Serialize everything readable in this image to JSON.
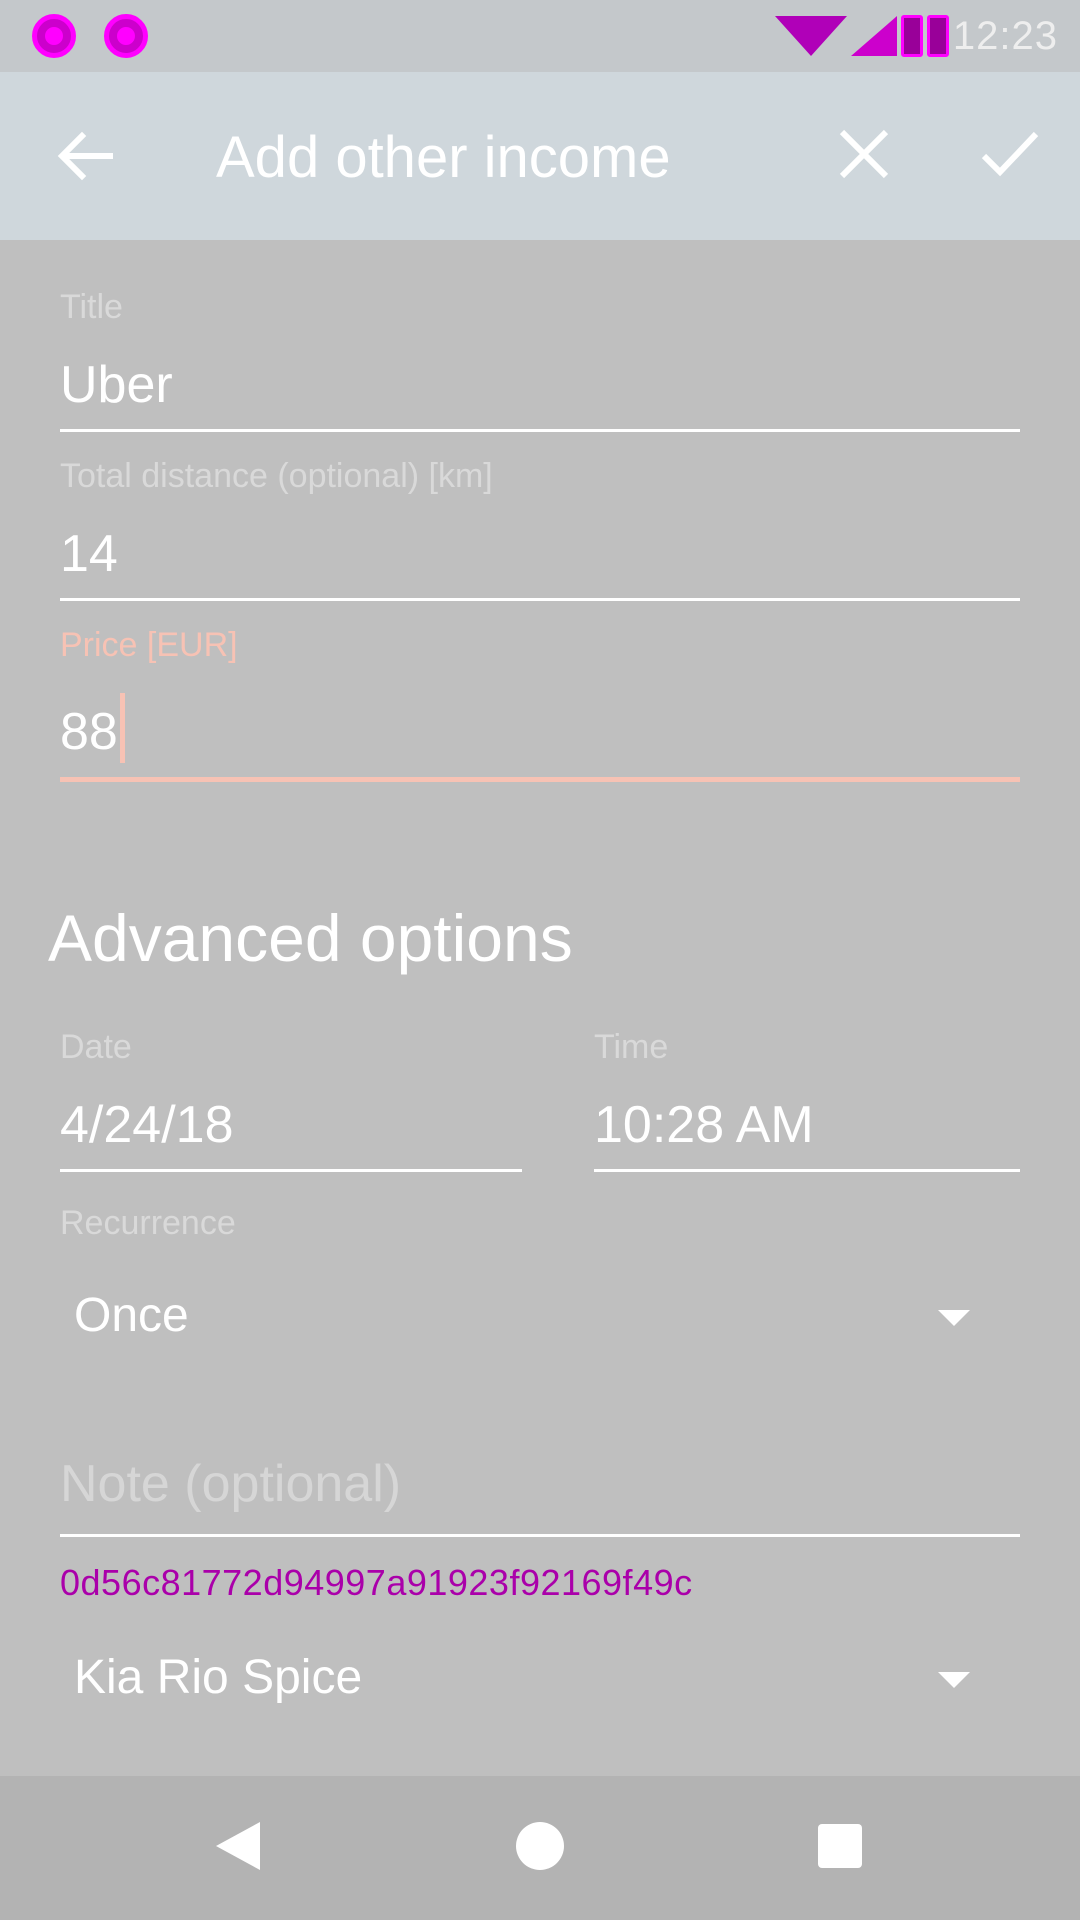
{
  "status_bar": {
    "time": "12:23",
    "icons": [
      "notification-icon",
      "notification-icon",
      "wifi-icon",
      "signal-icon",
      "battery-icon"
    ]
  },
  "app_bar": {
    "title": "Add other income",
    "back_icon": "arrow-left-icon",
    "close_icon": "close-icon",
    "confirm_icon": "check-icon"
  },
  "form": {
    "title": {
      "label": "Title",
      "value": "Uber"
    },
    "distance": {
      "label": "Total distance (optional) [km]",
      "value": "14"
    },
    "price": {
      "label": "Price [EUR]",
      "value": "88",
      "focused": true
    }
  },
  "advanced": {
    "heading": "Advanced options",
    "date": {
      "label": "Date",
      "value": "4/24/18"
    },
    "time": {
      "label": "Time",
      "value": "10:28 AM"
    },
    "recurrence": {
      "label": "Recurrence",
      "selected": "Once"
    },
    "note": {
      "placeholder": "Note (optional)",
      "value": ""
    },
    "hash_text": "0d56c81772d94997a91923f92169f49c",
    "vehicle": {
      "selected": "Kia Rio Spice"
    }
  },
  "nav_bar": {
    "icons": [
      "back-triangle-icon",
      "home-circle-icon",
      "recent-square-icon"
    ]
  },
  "colors": {
    "accent": "#f7c2b4",
    "app_bar": "#cfd7dc",
    "background": "#bfbfbf"
  }
}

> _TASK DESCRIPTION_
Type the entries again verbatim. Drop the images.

> _YOUR SOLUTION_
Serialize everything readable in this image to JSON.
{
  "status_bar": {
    "time": "12:23",
    "icons": [
      "notification-icon",
      "notification-icon",
      "wifi-icon",
      "signal-icon",
      "battery-icon"
    ]
  },
  "app_bar": {
    "title": "Add other income",
    "back_icon": "arrow-left-icon",
    "close_icon": "close-icon",
    "confirm_icon": "check-icon"
  },
  "form": {
    "title": {
      "label": "Title",
      "value": "Uber"
    },
    "distance": {
      "label": "Total distance (optional) [km]",
      "value": "14"
    },
    "price": {
      "label": "Price [EUR]",
      "value": "88",
      "focused": true
    }
  },
  "advanced": {
    "heading": "Advanced options",
    "date": {
      "label": "Date",
      "value": "4/24/18"
    },
    "time": {
      "label": "Time",
      "value": "10:28 AM"
    },
    "recurrence": {
      "label": "Recurrence",
      "selected": "Once"
    },
    "note": {
      "placeholder": "Note (optional)",
      "value": ""
    },
    "hash_text": "0d56c81772d94997a91923f92169f49c",
    "vehicle": {
      "selected": "Kia Rio Spice"
    }
  },
  "nav_bar": {
    "icons": [
      "back-triangle-icon",
      "home-circle-icon",
      "recent-square-icon"
    ]
  },
  "colors": {
    "accent": "#f7c2b4",
    "app_bar": "#cfd7dc",
    "background": "#bfbfbf"
  }
}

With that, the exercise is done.